* Supplied data
_ _ _ _ _ _ _
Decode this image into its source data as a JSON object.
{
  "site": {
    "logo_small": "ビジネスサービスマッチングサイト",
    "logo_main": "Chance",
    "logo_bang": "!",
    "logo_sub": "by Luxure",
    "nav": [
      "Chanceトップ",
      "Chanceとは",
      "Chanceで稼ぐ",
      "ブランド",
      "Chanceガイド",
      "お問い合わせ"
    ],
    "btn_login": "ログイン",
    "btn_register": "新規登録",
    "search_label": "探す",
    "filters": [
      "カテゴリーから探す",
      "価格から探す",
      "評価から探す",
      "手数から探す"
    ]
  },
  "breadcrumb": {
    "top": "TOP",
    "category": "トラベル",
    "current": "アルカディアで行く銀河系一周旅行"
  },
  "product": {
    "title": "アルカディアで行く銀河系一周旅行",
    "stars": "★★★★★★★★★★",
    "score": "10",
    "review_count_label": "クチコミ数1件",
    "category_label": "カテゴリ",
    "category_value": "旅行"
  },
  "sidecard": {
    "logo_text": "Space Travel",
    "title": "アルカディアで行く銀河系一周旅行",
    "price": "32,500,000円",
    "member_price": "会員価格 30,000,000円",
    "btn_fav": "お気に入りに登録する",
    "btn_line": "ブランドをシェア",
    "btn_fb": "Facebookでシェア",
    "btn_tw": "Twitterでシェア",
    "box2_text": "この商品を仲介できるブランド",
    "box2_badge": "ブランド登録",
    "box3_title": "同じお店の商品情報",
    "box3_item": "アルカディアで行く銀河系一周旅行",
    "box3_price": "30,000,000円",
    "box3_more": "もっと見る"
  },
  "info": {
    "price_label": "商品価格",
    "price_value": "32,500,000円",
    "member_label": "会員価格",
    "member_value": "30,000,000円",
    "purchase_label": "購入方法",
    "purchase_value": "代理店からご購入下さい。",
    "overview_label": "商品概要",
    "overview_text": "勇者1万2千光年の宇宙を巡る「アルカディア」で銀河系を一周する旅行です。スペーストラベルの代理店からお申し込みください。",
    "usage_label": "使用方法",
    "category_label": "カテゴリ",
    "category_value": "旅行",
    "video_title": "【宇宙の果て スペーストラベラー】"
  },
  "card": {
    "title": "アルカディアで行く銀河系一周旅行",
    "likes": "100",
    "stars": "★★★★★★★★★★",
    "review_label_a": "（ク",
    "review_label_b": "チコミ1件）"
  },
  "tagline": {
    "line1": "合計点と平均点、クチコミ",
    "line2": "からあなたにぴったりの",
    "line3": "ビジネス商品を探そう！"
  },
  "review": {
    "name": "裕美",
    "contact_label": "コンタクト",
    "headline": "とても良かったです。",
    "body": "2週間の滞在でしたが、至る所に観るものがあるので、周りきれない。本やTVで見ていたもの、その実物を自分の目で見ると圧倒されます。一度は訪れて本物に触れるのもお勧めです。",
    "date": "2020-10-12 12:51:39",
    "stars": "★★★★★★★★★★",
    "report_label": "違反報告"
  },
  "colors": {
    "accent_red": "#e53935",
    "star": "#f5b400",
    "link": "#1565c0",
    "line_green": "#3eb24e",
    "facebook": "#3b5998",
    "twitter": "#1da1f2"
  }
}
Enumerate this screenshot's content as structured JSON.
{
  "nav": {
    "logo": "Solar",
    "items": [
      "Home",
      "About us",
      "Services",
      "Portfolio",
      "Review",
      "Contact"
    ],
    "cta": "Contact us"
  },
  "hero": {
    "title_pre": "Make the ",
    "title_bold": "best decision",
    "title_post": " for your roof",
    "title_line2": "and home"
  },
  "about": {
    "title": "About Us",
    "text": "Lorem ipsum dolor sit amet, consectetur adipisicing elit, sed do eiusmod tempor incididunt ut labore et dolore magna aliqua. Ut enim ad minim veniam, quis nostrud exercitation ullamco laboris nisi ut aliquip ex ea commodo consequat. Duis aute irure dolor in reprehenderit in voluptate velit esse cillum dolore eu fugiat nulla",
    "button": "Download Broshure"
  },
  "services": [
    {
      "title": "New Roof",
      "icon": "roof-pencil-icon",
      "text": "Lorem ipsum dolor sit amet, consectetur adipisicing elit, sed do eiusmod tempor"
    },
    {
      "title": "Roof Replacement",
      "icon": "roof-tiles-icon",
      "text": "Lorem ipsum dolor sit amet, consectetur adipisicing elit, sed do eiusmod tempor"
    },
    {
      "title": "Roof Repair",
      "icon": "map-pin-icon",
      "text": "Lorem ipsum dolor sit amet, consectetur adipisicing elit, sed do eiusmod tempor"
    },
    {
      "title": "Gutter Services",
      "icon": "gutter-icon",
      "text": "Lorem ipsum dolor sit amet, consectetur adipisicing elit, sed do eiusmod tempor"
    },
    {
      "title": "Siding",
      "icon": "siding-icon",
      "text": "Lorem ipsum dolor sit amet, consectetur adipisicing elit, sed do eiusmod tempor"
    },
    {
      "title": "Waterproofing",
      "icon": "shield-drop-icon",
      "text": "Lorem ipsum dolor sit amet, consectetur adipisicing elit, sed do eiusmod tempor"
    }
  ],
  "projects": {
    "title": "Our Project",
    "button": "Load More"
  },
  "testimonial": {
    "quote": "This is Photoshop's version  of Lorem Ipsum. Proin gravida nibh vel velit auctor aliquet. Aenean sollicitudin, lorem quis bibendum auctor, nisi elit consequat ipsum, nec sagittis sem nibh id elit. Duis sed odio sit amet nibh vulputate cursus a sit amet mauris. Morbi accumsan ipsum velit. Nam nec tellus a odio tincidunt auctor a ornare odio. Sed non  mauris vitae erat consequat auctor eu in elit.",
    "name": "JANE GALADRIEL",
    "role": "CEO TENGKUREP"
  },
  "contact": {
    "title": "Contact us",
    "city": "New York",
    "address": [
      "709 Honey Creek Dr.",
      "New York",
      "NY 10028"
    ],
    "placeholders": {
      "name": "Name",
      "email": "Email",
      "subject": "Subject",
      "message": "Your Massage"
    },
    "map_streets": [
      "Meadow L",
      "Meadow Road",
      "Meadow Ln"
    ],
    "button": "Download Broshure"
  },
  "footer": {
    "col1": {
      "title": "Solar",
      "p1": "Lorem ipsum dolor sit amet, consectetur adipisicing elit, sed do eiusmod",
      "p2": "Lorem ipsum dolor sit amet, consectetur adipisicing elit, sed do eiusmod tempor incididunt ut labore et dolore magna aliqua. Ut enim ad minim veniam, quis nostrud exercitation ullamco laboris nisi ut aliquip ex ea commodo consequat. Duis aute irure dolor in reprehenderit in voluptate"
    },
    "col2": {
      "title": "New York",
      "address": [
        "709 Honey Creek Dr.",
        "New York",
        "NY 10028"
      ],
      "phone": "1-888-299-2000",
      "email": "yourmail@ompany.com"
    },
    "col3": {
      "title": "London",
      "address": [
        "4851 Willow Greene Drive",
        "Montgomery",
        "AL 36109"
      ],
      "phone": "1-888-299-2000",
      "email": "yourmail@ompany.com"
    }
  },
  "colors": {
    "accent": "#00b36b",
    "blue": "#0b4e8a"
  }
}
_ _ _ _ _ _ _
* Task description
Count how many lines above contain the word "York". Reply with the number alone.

* Answer to this exercise
4